Loose stool may also be a sign of irritable bowel syndrome, Dr. Ramdhaney says—though confusingly, constipation is also a sign of the same condition. That's because IBS comes in two versions. "IBS, irritable bowel syndrome, is a common digestive disease affecting millions of Americans that is divided into multiple sub-groups, one of the most common being IBS with constipation (IBS-C), the other IBS with diarrhea (IBS-D)," Dr. Braha says. "Most patients with IBS-C describe abdominal pain or discomfort, such as a belly ache or cramp, that is associated with constipation and quite frequently will improve after they have a bowel movement." Unfortunately, the cause isn't known, although Dr. Angle says an unbalanced microbiome might have something to with it. Right now, there is no cure. If your symptoms have been going on for at least six months, see your doctor for help in coming up with a management plan. Read how severe IBS-C nearly ruined this woman's life—until one treatment changed everything.
Your gut is inflamed
Not to be confused with IBS, inflammatory bowel disease (IBD) is an umbrella term for ulcerative colitis (UC) and Crohn's disease, chronic inflammation that can appear in different parts of the GI tract. "While patient's with IBD also have abdominal pain and alteration in bowel consistency—usually diarrhea only—they will also typically have symptoms related to significant inflammation of the bowel, including blood or mucus in the stool, weight loss, fever, and nighttime bowel movements," Dr. Rosenberg says. "Patients with IBD will also frequently have evidence of inflammation outside of the bowels, including joint pains and skin rashes." IBD has been thought of an autoimmune condition, but recent research shows it might not be the body attacking itself as much as the body overreacting to bacteria in the gut. Something called a "low-residue diet" could be the answer for Crohn's, colitis, and other GI problems.
Your gut may be leaking

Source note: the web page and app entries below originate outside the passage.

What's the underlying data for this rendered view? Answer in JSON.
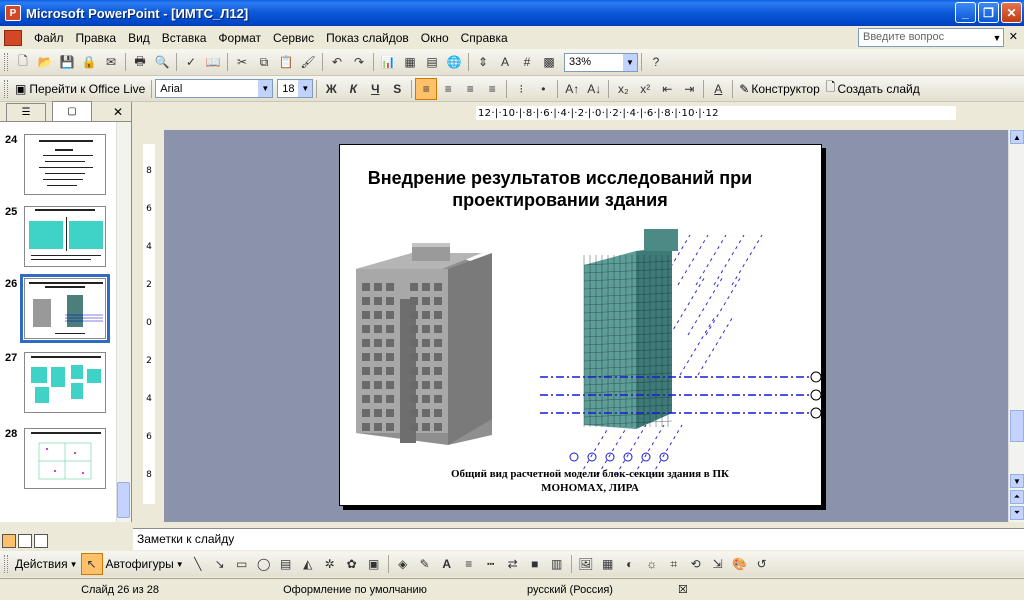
{
  "window": {
    "title": "Microsoft PowerPoint - [ИМТС_Л12]",
    "icon": "powerpoint-app-icon"
  },
  "menu": {
    "items": [
      "Файл",
      "Правка",
      "Вид",
      "Вставка",
      "Формат",
      "Сервис",
      "Показ слайдов",
      "Окно",
      "Справка"
    ],
    "help_placeholder": "Введите вопрос"
  },
  "toolbar_standard": {
    "zoom": "33%"
  },
  "toolbar_formatting": {
    "office_live": "Перейти к Office Live",
    "font": "Arial",
    "font_size": "18",
    "bold": "Ж",
    "italic": "К",
    "underline": "Ч",
    "shadow": "S",
    "designer": "Конструктор",
    "new_slide": "Создать слайд"
  },
  "ruler": {
    "horizontal": "12·|·10·|·8·|·6·|·4·|·2·|·0·|·2·|·4·|·6·|·8·|·10·|·12",
    "vertical": [
      "8",
      "6",
      "4",
      "2",
      "0",
      "2",
      "4",
      "6",
      "8"
    ]
  },
  "thumbnails": [
    {
      "number": "24"
    },
    {
      "number": "25"
    },
    {
      "number": "26",
      "selected": true
    },
    {
      "number": "27"
    },
    {
      "number": "28"
    }
  ],
  "slide": {
    "title_line1": "Внедрение результатов исследований при",
    "title_line2": "проектировании здания",
    "caption_line1": "Общий вид расчетной модели блок-секции здания в ПК",
    "caption_line2": "МОНОМАХ, ЛИРА"
  },
  "notes_placeholder": "Заметки к слайду",
  "drawing_toolbar": {
    "actions": "Действия",
    "autoshapes": "Автофигуры"
  },
  "status": {
    "slide": "Слайд 26 из 28",
    "design": "Оформление по умолчанию",
    "language": "русский (Россия)"
  },
  "colors": {
    "title_bar": "#0a58d8",
    "workspace": "#8b93aa",
    "model_teal": "#5f9e98"
  }
}
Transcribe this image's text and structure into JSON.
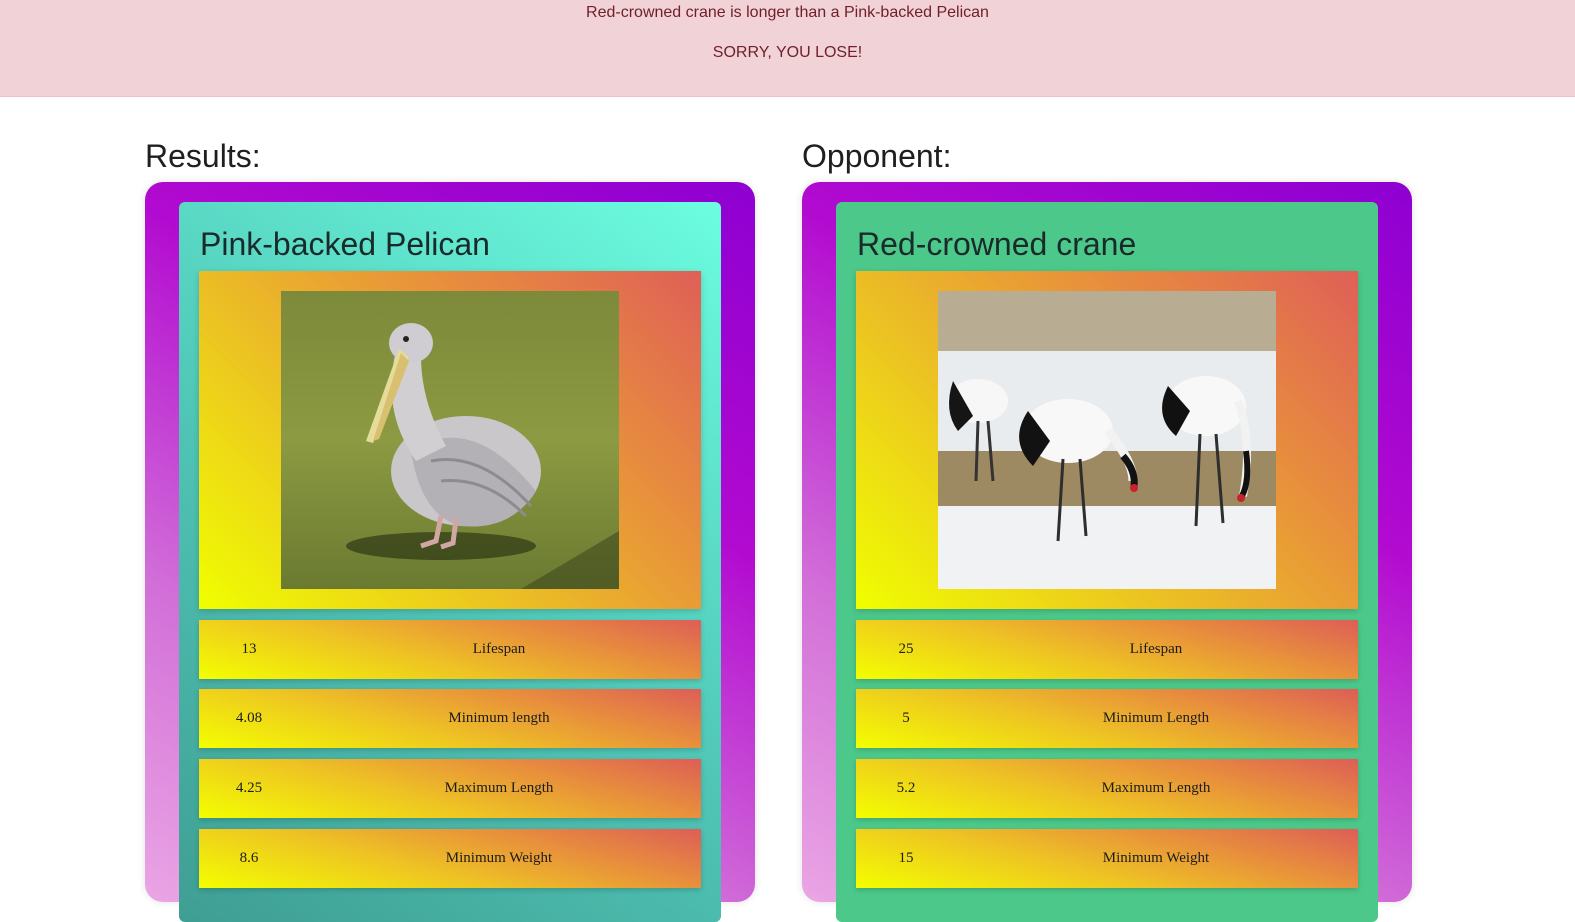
{
  "result_banner": {
    "message": "Red-crowned crane is longer than a Pink-backed Pelican",
    "outcome": "SORRY, YOU LOSE!"
  },
  "player": {
    "heading": "Results:",
    "card": {
      "name": "Pink-backed Pelican",
      "image": "pink-backed-pelican-photo",
      "stats": [
        {
          "value": "13",
          "label": "Lifespan"
        },
        {
          "value": "4.08",
          "label": "Minimum length"
        },
        {
          "value": "4.25",
          "label": "Maximum Length"
        },
        {
          "value": "8.6",
          "label": "Minimum Weight"
        }
      ]
    }
  },
  "opponent": {
    "heading": "Opponent:",
    "card": {
      "name": "Red-crowned crane",
      "image": "red-crowned-crane-photo",
      "stats": [
        {
          "value": "25",
          "label": "Lifespan"
        },
        {
          "value": "5",
          "label": "Minimum Length"
        },
        {
          "value": "5.2",
          "label": "Maximum Length"
        },
        {
          "value": "15",
          "label": "Minimum Weight"
        }
      ]
    }
  },
  "colors": {
    "alert_bg": "#f1d2d7",
    "alert_text": "#6e1f2a",
    "outer_card": "#b20ad0",
    "player_inner": "#4fc4b5",
    "opponent_inner": "#4cc98a",
    "stat_gradient_start": "#f3ff00",
    "stat_gradient_end": "#dd5e57"
  }
}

Vague GI symptoms like bloating, digestive problems, and pain could be caused by a newly identified condition just being recognized by doctors: leaky gut syndrome—also called intestinal permeability. These are the silent signs you have leaky gut syndrome. "In leaky gut, the spacing between cells in the gut lining is wider than it should be, and the integrity of the gut lining is compromised," Dr. Angle says. "When these particles escape the intestine and flood the body cavity, they are recognized as foreign by the immune system." Your body mounts an attack, creating a chronic state of immune system activation, leading to chronic inflammation and a strained immune system. Dr. Ramdhaney notes that leaky gut syndrome is often a result of intestinal surgical resection for Crohn's disease, cancer, or other GI problems. According to Harvard Medical School, other causes may include genetics and a poor diet.